So, we’re back on ‘summer time’ here. For me, that means two weeks of waking up at the same time I always do, only the time is different. After two weeks, everything settles down again except the clock in the car which will be an hour behind until October, when ‘winter time’ starts!

The two large projects I’m currently working on are both, coincidentally, set in the seventeenth century which sees me constantly looking up long-forgotten words and systems. It’s particularly tricky because they’re twice removed: once by language and again by time. But one thing that often stays the same, or similar, is the language of those who work the land.

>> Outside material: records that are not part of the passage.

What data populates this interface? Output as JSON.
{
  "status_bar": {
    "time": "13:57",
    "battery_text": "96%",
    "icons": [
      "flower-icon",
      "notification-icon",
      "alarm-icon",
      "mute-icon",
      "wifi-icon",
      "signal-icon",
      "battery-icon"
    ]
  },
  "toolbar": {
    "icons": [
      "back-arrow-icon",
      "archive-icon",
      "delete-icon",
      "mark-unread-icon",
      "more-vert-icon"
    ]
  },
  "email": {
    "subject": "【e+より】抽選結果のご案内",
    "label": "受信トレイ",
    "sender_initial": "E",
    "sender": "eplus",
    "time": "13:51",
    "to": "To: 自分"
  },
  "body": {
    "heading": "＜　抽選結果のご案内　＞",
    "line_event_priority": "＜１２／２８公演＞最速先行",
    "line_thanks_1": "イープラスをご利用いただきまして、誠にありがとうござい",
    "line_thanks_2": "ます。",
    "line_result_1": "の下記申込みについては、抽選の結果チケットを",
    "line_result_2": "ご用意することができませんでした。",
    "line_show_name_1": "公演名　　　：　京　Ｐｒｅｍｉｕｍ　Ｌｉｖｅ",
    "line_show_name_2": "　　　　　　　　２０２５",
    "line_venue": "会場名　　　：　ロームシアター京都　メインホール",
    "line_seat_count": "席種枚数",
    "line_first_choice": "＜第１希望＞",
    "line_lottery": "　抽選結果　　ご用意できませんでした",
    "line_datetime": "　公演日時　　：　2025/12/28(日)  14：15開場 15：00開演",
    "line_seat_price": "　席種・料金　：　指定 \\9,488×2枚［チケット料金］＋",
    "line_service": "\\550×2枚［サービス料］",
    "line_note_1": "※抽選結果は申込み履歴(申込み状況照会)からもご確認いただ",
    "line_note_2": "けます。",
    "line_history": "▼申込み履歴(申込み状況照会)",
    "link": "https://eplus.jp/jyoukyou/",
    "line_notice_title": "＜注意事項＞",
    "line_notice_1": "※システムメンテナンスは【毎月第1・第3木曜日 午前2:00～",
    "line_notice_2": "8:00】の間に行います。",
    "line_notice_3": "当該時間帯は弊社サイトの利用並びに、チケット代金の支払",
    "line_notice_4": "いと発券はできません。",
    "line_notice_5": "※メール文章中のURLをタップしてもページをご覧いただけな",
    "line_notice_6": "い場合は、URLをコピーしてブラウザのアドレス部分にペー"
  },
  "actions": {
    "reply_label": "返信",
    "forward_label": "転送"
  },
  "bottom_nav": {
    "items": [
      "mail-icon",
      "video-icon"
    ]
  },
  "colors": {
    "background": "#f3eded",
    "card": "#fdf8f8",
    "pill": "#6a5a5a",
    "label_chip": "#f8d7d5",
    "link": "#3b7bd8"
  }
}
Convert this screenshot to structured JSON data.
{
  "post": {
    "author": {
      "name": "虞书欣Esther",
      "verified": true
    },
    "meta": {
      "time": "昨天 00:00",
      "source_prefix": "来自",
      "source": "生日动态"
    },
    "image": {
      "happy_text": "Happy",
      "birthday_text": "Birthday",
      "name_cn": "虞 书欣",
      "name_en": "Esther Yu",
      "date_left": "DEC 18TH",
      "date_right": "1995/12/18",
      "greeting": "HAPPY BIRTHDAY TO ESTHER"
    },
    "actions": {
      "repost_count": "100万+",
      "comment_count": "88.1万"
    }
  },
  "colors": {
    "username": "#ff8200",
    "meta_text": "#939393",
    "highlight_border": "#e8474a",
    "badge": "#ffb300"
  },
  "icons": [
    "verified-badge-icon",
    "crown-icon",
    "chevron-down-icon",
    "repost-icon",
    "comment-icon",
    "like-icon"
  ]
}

Every language has its sayings about the months of the year and the weather. Dutch describes the often stormy end of March as ‘maart roert zijn staart’. In Scottish folklore, the last three days of March are called the borrowed days, days borrowed from April by March to extend its power. In Spain, they say that a shepherd promised March a lamb if it would temper the winds to suit the flocks. His request was granted but the shepherd didn’t keep his end of the bargain. As a punishment, March borrowed three days from April with even fiercer winds.